This is a great time of year to visit gardens of all types. They are at their peak with plump fruit and colourful flowers but you can also start to see signs that summer is nearing its end. With this in mind, on a fine afternoon at the start of the bank holiday weekend, we visited Ruskin's gardens at Brantwood, his house overlooking Coniston Water.

The gardens are large and on this occasion we only explored part of them. We started with the Zig-Zaggy Garden which follows a fairly steep path up the hill, punctuated by small terraces. Ruskin's design of this part of the garden was inspired by Dante's Divine Comedy - the zig-zag path represents the soul's journey through Purgatory and its ascent to Paradise, with each terrace representing one of the seven deadly sins.

We followed the path through the Painters Glade and paused to enjoy the fine views across the lake. Then we descended through the Professor's Garden, where Ruskin spent much of his time growing unusual ornamental and edible plants. From here we dropped down to the house.

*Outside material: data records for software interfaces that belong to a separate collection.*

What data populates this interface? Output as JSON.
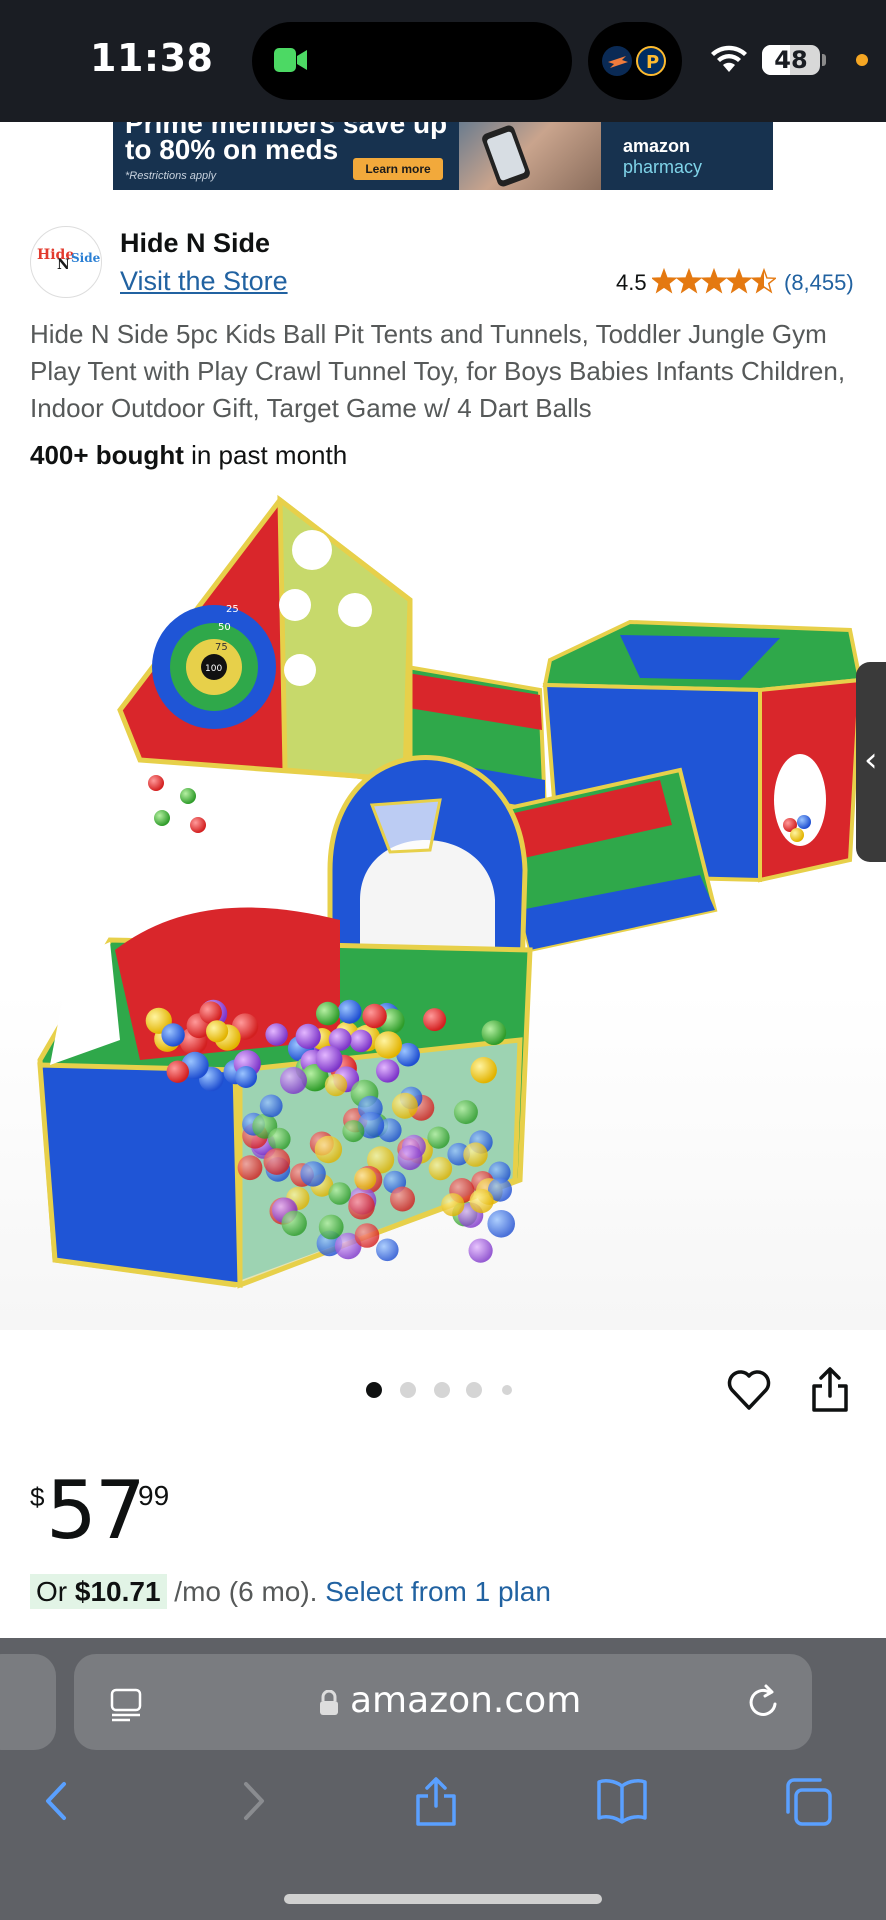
{
  "status_bar": {
    "time": "11:38",
    "battery": "48",
    "battery_level_percent": 48,
    "icons": [
      "facetime-camera-icon",
      "thunder-logo-icon",
      "pacers-logo-icon",
      "wifi-icon",
      "battery-icon"
    ]
  },
  "ad": {
    "headline_top": "Prime members save up",
    "headline": "to 80% on meds",
    "footnote": "*Restrictions apply",
    "cta": "Learn more",
    "brand": "amazon",
    "brand_accent": "pharmacy"
  },
  "brand": {
    "name": "Hide N Side",
    "visit_store": "Visit the Store",
    "logo_text": [
      "Hide",
      "N",
      "Side"
    ],
    "rating": "4.5",
    "rating_value": 4.5,
    "rating_count": "(8,455)"
  },
  "product": {
    "title": "Hide N Side 5pc Kids Ball Pit Tents and Tunnels, Toddler Jungle Gym Play Tent with Play Crawl Tunnel Toy, for Boys Babies Infants Children, Indoor Outdoor Gift, Target Game w/ 4 Dart Balls",
    "bought_strong": "400+ bought",
    "bought_rest": " in past month",
    "target_labels": [
      "25",
      "50",
      "75",
      "100"
    ]
  },
  "carousel": {
    "count": 5,
    "active_index": 0
  },
  "price": {
    "symbol": "$",
    "whole": "57",
    "fraction": "99"
  },
  "installment": {
    "prefix": "Or ",
    "amount": "$10.71",
    "term": " /mo (6 mo). ",
    "link": "Select from 1 plan"
  },
  "browser": {
    "address": "amazon.com"
  },
  "colors": {
    "status_bar": "#1a1d23",
    "link": "#2162a1",
    "star": "#e47911",
    "browser_bar": "#5f6166",
    "nav_icon": "#5aa0ff",
    "installment_badge": "#e2f4e6"
  }
}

We were especially struck by the wide range of ferns throughout the garden. Ruskin lived at Brantwood at the height of the Victorian craze for ferns - pteridomania - and a previous resident at Brantwood was W J Linton who went on to publish the definitive reference and best-seller, The Ferns of the English Lake Country in 1865. So it is little wonder that ferns are important in the gardens and there is even a dedicated Fern Garden which we will visit another day.

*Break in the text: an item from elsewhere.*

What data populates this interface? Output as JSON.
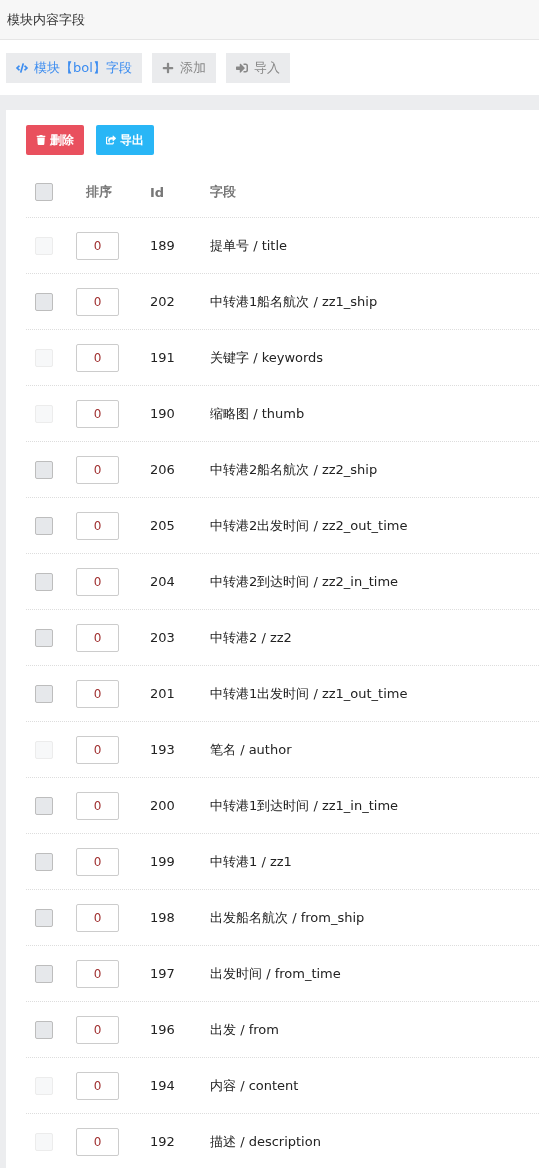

After a quick look around the interior of the house we strolled through the Lower Gardens to the jetty and the calm waters of the lake.